MPAA President Jack Valenti said last week that he was continuing to weigh approaches like the Hollings bill, which is called the Consumer Broadband and Digital Television Promotion Act (CBDTPA). In a statement Thursday, Valenti accused the tech coalition of warmongering.

"The MPAA is trying to reach a mutually agreeable conclusion whose aim it is to stop the thievery of films so that a legitimate digital marketplace can thrive," Valenti said. "We are not the enemy. We are not at war with the IT community. We are hoping that (future) meetings will produce amiable results. Which is why I am shaking my head in wonderment at this million-dollar campaign to deride us."

A spokesman for Hollings said on Thursday that the prospects for CBDTPA rest on the progress of copy-protection negotiations between the two industries.

"Hollings has not indicated whether or not he'd introduce it yet," spokesman Andy Davis said. "It's too early to say in this session.

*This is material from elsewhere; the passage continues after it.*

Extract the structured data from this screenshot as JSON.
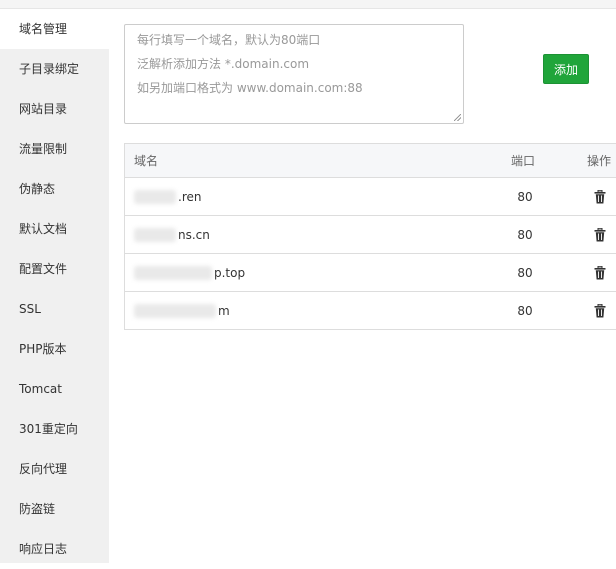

The determining factor will be the progress of private sector negotiations. That's his hope. What Hollings said when he introduced the bill, and what people forgot, is that legislation is his last choice. Hollings' preference is to have the private sector resolve this."

Shaky alliance
McClure, president of the Alliance for Digital Progress, would not say where the coalition stood on other copyright proposals before Congress and the Federal Communications Commission, or what he thought of industry-negotiated solutions that the government could possibly make mandatory.

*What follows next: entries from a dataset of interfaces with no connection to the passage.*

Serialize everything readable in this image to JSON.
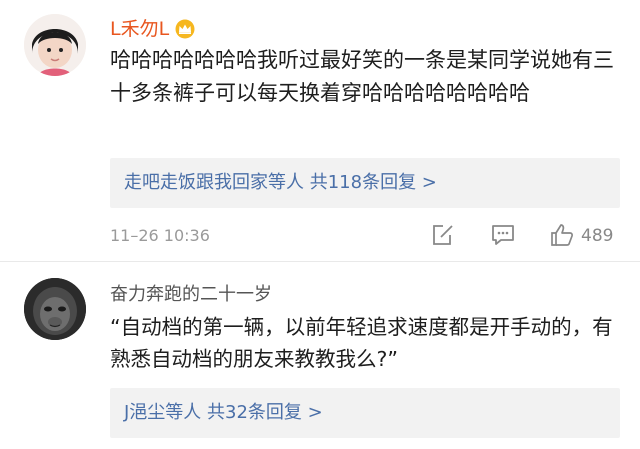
{
  "comments": [
    {
      "username": "L禾勿L",
      "badge_icon": "crown-badge-icon",
      "text": "哈哈哈哈哈哈哈我听过最好笑的一条是某同学说她有三十多条裤子可以每天换着穿哈哈哈哈哈哈哈哈",
      "replies_summary": "走吧走饭跟我回家等人  共118条回复 >",
      "timestamp": "11–26 10:36",
      "like_count": "489"
    },
    {
      "username": "奋力奔跑的二十一岁",
      "text": "“自动档的第一辆，以前年轻追求速度都是开手动的，有熟悉自动档的朋友来教教我么?”",
      "replies_summary": "J浥尘等人  共32条回复 >"
    }
  ],
  "colors": {
    "username_vip": "#e8561f",
    "username_normal": "#555555",
    "link_blue": "#4a6fa8",
    "reply_bg": "#f2f2f2",
    "meta_gray": "#9a9a9a"
  }
}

If the government were to get involved, the newly formed coalition would fragment quickly. Included in it are free-market groups such as Americans for Tax Reform, Citizens Against Government Waste, the Washington Legal Foundation and the Competitive Enterprise Institute (CEI), which generally believe in a laissez-faire approach.

Solveig Singleton, a lawyer at coalition member CEI, said her group opposes any government mandates, even ones the technology industry and Hollywood agree are acceptable. Singleton said if that possibility ever becomes a reality, "at that point the libertarian elements of the coalition would break off."

By contrast, Joe Krause, co-founder of coalition member DigitalConsumer.org, said he's not necessarily opposed to government mandates. "If those pro-consumer, pro-fair-use purposes were in there, we'd go along with it," Krause said. "Our goal as an organization is to make sure that consumer fair-use rights are supported."

According to last year's version of CBDTPA, all "digital media devices" sold in the United States or shipped across state lines must include copy-protection mechanisms to be defined by the Federal Communications Commission. "Digital media device" is defined broadly: Any hardware or software that reproduces, displays or "retrieves or accesses" any kind of copyrighted work.

The FCC would have a year from the date the president signs the CBDTPA to decide whether representatives of "digital media device manufacturers, consumer groups and copyright owners" have reached a reasonable compromise on copy protection standards. These standards have to comply with guidelines set by CBDTPA, including being reliable, resistant to attack, upgradable and not too expensive.

As an incentive for the negotiators to reach a deal, the FCC is required to send an interim progress report to Congress six months after the law is enacted, while talks are still underway. After one year has elapsed, if the FCC concludes a reasonable agreement has been reached, the agency will approve the standards and give them the force of law. Otherwise the FCC will come up with its own regulations.